Hundreds of FBI workers who were born overseas or have foreign ties are being subjected to extra internal surveillance, a report says. They complain it is unfair and discriminatory, and stalls their careers.
Everyone employed by the Federal Bureau of Investigation (FBI) is subject to internal security screenings to ensure that the organization is not put at risk from possible spies within the network. However, those who have been hired by the bureau due to their foreign language and cultural skills, or have family members living overseas, say their career prospects are being hampered and they are not allowed to undertake certain assignments, The New York Times reports.

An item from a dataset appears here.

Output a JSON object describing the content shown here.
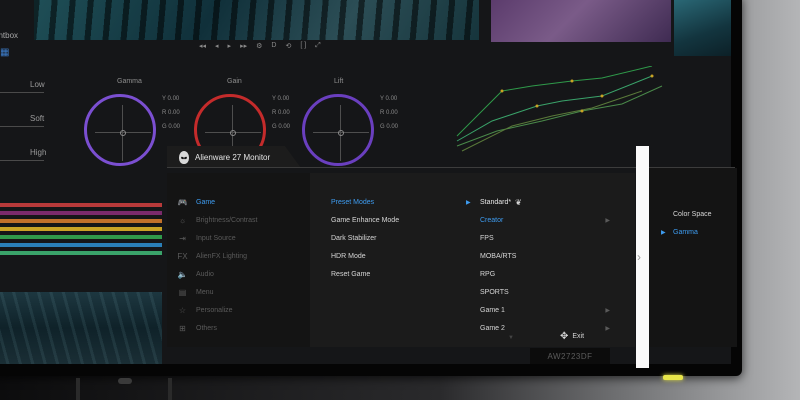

The FBI created the Post-Adjudication Risk Management program (PARM) to keep tabs on workers following the September 11, 2001, terrorist attacks. They wanted to monitor newly hired linguists who had access to sensitive material to make sure they would not be coerced by family members or friends into passing it on third parties.